Late last night Microsoft announced that they had released Silverlight 1.0, and to mark the occasion they also said that Linux support would be coming soon. This is a big release for Microsoft because it is the first major milestone as they continue to take on Adobe’s cross-platform Flash technology.
Microsoft has made a lot of huge steps by partnering with big sites, such as the Home Shopping Network and Major League Baseball, to offer Silverlight apps that are pretty slick. I was initially skeptical about the success of Silverlight, but I’m starting to come around having played with a few amazing demos over the past few months. One of the most recent that comes to mind is Microsoft’s Tafiti search engine, which undoubtedly looks pretty but can be a bit slow.
Work has also begun on Silverlight 1.1 which is expected to be released later next year, but an early Alpha version is already available. One of the coolest demos that I’ve seen for Silverlight 1.1 is the airline “calculator” pictured above. All you have to do is click and drag from one point to another, select the date you want to travel, and it will show you a listing of the possible flights. It may not sound all that cool, but I could see this type of thing changing the way we search for airline tickets.
I’m still hesitant to think that Silverlight can become a true competitor to Flash since that is already reported to be installed on over 99% of Internet-enabled desktops. Maybe Microsoft will try and push this out via updates, or ship it with future versions of Windows though? What do you think?
Note: There hasn’t been a timeframe announced for the Linux version of Silverlight, but they have said that it will be called Moonlight.
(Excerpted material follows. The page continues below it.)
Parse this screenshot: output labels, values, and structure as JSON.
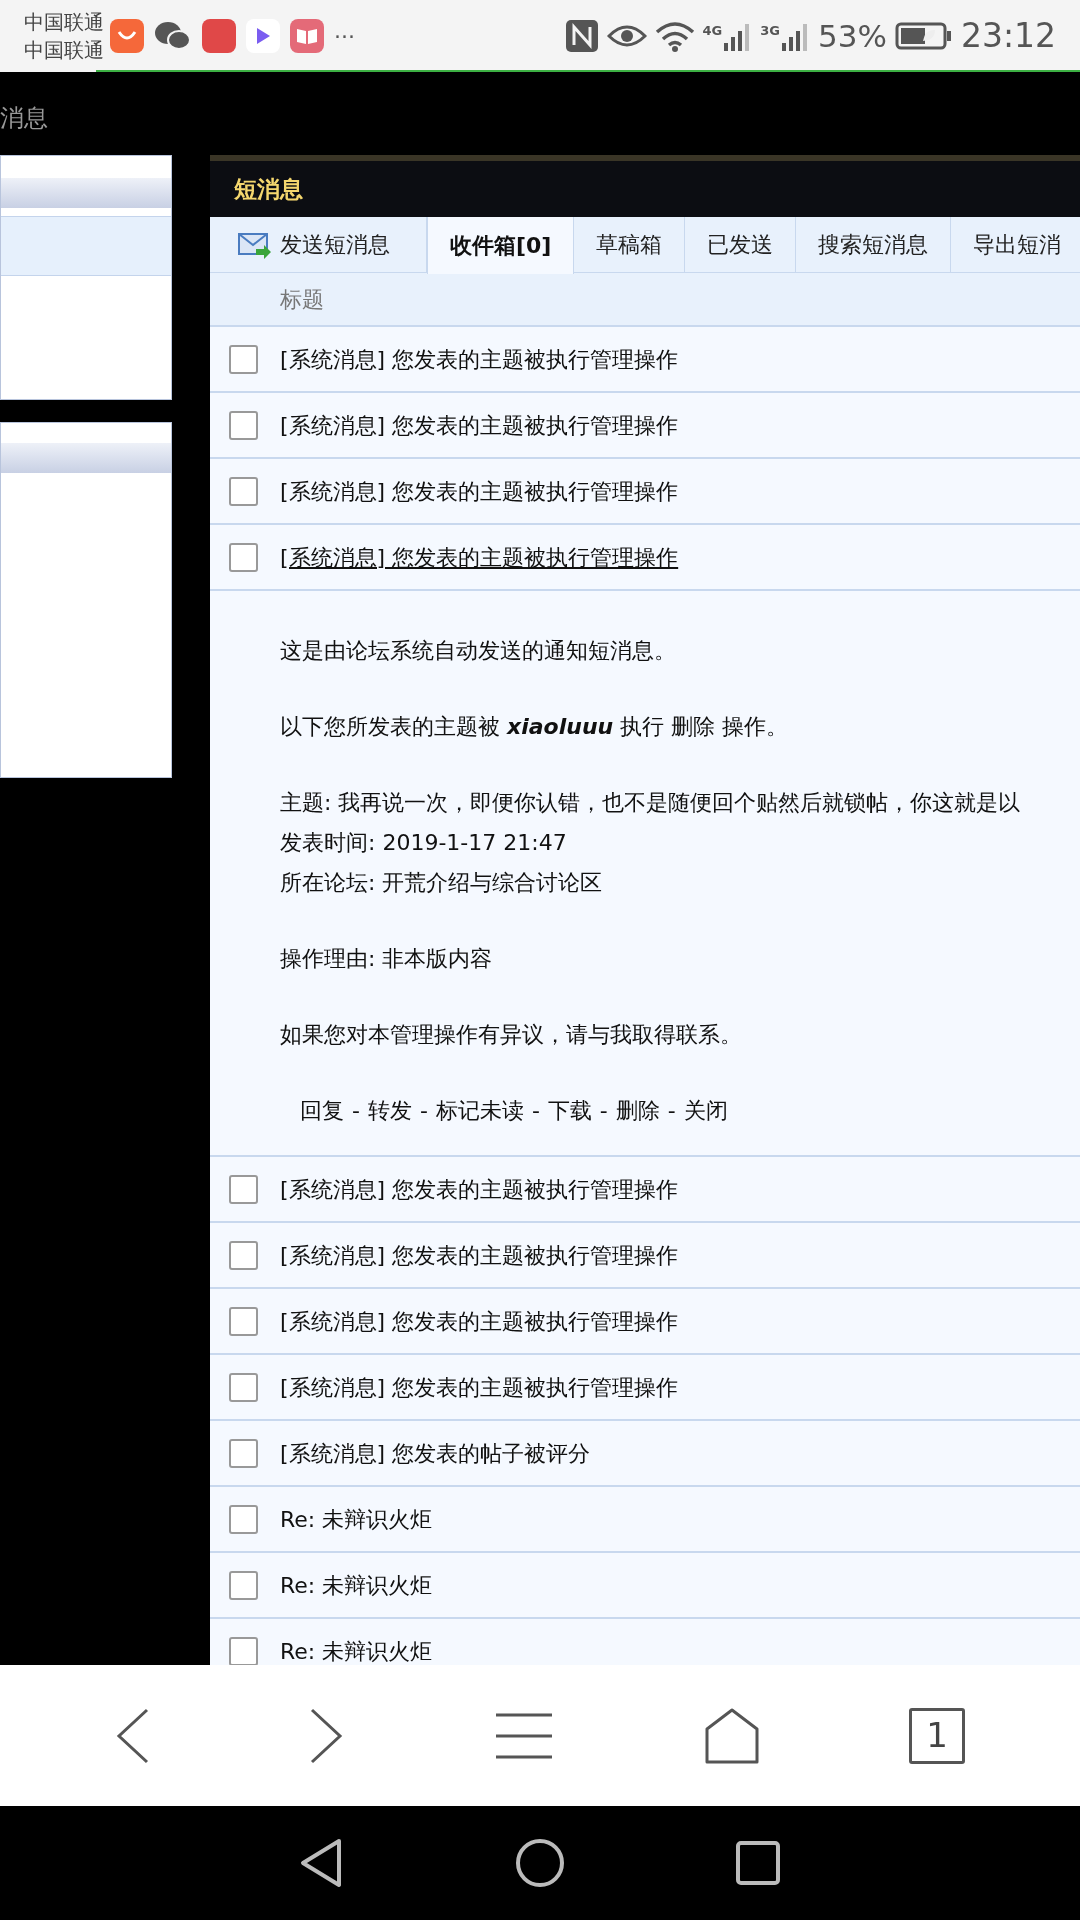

A video demonstration of Silverlight running on Linux can be found here.